» Given data
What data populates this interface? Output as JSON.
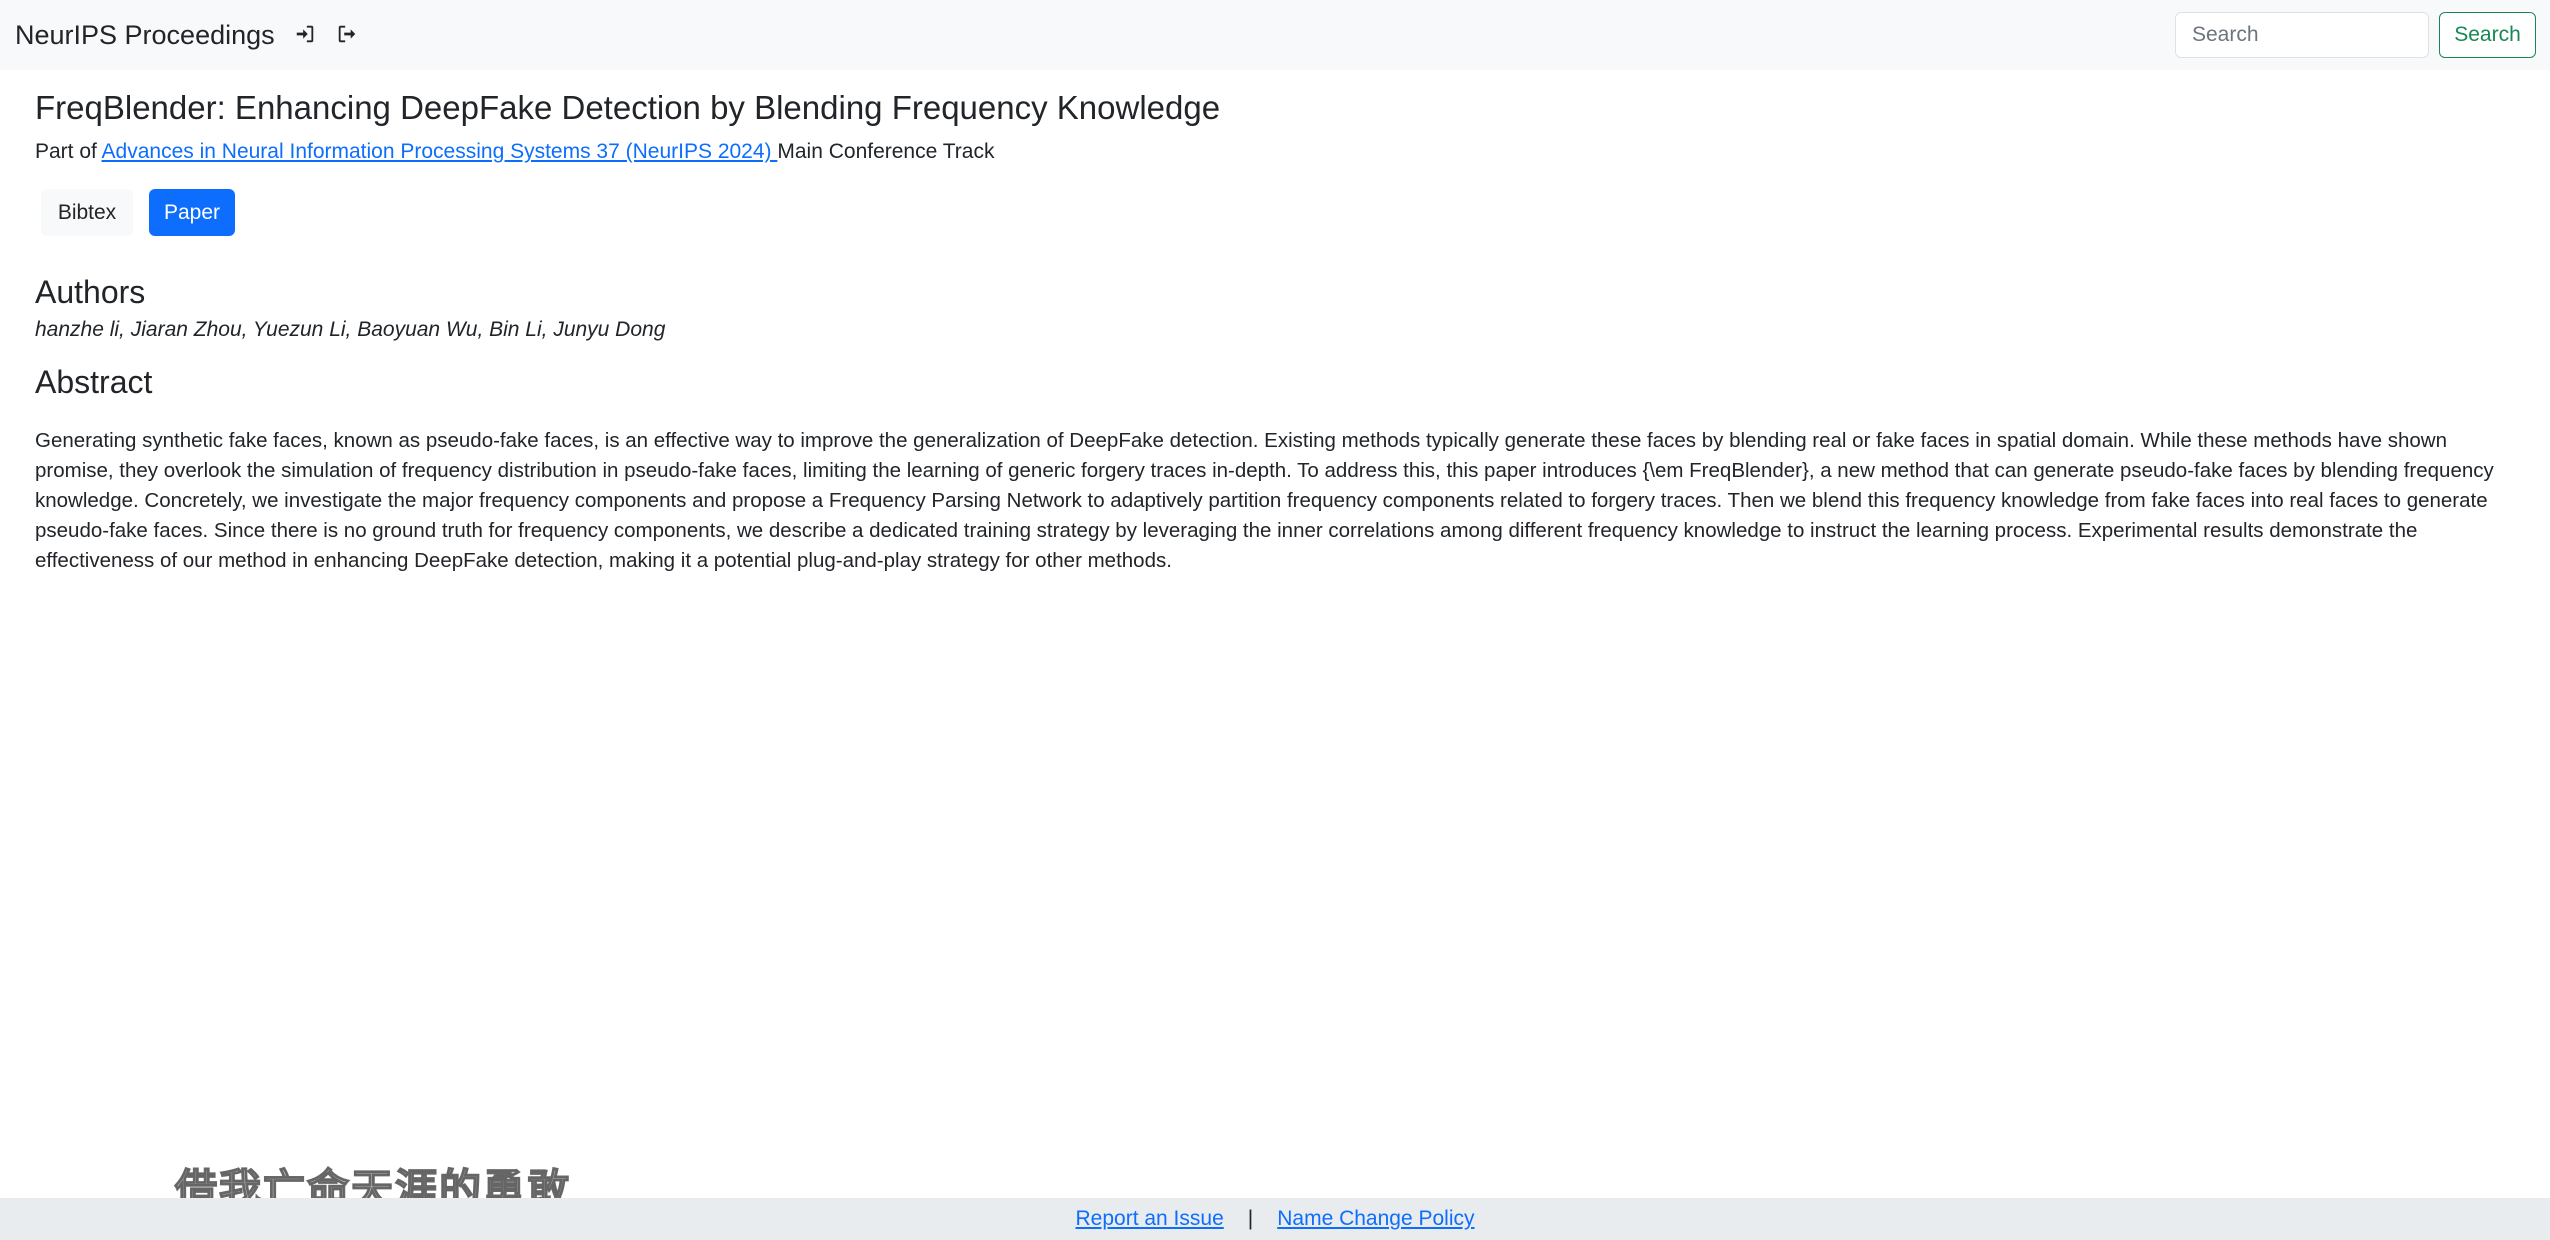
{
  "navbar": {
    "brand": "NeurIPS Proceedings",
    "icons": [
      "login-icon",
      "logout-icon"
    ],
    "search_placeholder": "Search",
    "search_button": "Search"
  },
  "paper": {
    "title": "FreqBlender: Enhancing DeepFake Detection by Blending Frequency Knowledge",
    "part_of_prefix": "Part of ",
    "conference_link": "Advances in Neural Information Processing Systems 37 (NeurIPS 2024) ",
    "track": "Main Conference Track",
    "buttons": {
      "bibtex": "Bibtex",
      "paper": "Paper"
    },
    "authors_heading": "Authors",
    "authors": "hanzhe li, Jiaran Zhou, Yuezun Li, Baoyuan Wu, Bin Li, Junyu Dong",
    "abstract_heading": "Abstract",
    "abstract": "Generating synthetic fake faces, known as pseudo-fake faces, is an effective way to improve the generalization of DeepFake detection. Existing methods typically generate these faces by blending real or fake faces in spatial domain. While these methods have shown promise, they overlook the simulation of frequency distribution in pseudo-fake faces, limiting the learning of generic forgery traces in-depth. To address this, this paper introduces {\\em FreqBlender}, a new method that can generate pseudo-fake faces by blending frequency knowledge. Concretely, we investigate the major frequency components and propose a Frequency Parsing Network to adaptively partition frequency components related to forgery traces. Then we blend this frequency knowledge from fake faces into real faces to generate pseudo-fake faces. Since there is no ground truth for frequency components, we describe a dedicated training strategy by leveraging the inner correlations among different frequency knowledge to instruct the learning process. Experimental results demonstrate the effectiveness of our method in enhancing DeepFake detection, making it a potential plug-and-play strategy for other methods."
  },
  "footer": {
    "report_issue": "Report an Issue",
    "separator": "|",
    "name_change_policy": "Name Change Policy"
  },
  "overlay": {
    "watermark_text": "借我亡命天涯的勇敢"
  },
  "colors": {
    "link": "#0d6efd",
    "primary_button": "#0d6efd",
    "search_button": "#198754",
    "navbar_bg": "#f8f9fa",
    "footer_bg": "#e9ecef"
  }
}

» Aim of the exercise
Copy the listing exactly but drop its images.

» Reply to the task
What data populates this interface? Output as JSON.
{
  "navbar": {
    "brand": "NeurIPS Proceedings",
    "icons": [
      "login-icon",
      "logout-icon"
    ],
    "search_placeholder": "Search",
    "search_button": "Search"
  },
  "paper": {
    "title": "FreqBlender: Enhancing DeepFake Detection by Blending Frequency Knowledge",
    "part_of_prefix": "Part of ",
    "conference_link": "Advances in Neural Information Processing Systems 37 (NeurIPS 2024) ",
    "track": "Main Conference Track",
    "buttons": {
      "bibtex": "Bibtex",
      "paper": "Paper"
    },
    "authors_heading": "Authors",
    "authors": "hanzhe li, Jiaran Zhou, Yuezun Li, Baoyuan Wu, Bin Li, Junyu Dong",
    "abstract_heading": "Abstract",
    "abstract": "Generating synthetic fake faces, known as pseudo-fake faces, is an effective way to improve the generalization of DeepFake detection. Existing methods typically generate these faces by blending real or fake faces in spatial domain. While these methods have shown promise, they overlook the simulation of frequency distribution in pseudo-fake faces, limiting the learning of generic forgery traces in-depth. To address this, this paper introduces {\\em FreqBlender}, a new method that can generate pseudo-fake faces by blending frequency knowledge. Concretely, we investigate the major frequency components and propose a Frequency Parsing Network to adaptively partition frequency components related to forgery traces. Then we blend this frequency knowledge from fake faces into real faces to generate pseudo-fake faces. Since there is no ground truth for frequency components, we describe a dedicated training strategy by leveraging the inner correlations among different frequency knowledge to instruct the learning process. Experimental results demonstrate the effectiveness of our method in enhancing DeepFake detection, making it a potential plug-and-play strategy for other methods."
  },
  "footer": {
    "report_issue": "Report an Issue",
    "separator": "|",
    "name_change_policy": "Name Change Policy"
  },
  "overlay": {
    "watermark_text": "借我亡命天涯的勇敢"
  },
  "colors": {
    "link": "#0d6efd",
    "primary_button": "#0d6efd",
    "search_button": "#198754",
    "navbar_bg": "#f8f9fa",
    "footer_bg": "#e9ecef"
  }
}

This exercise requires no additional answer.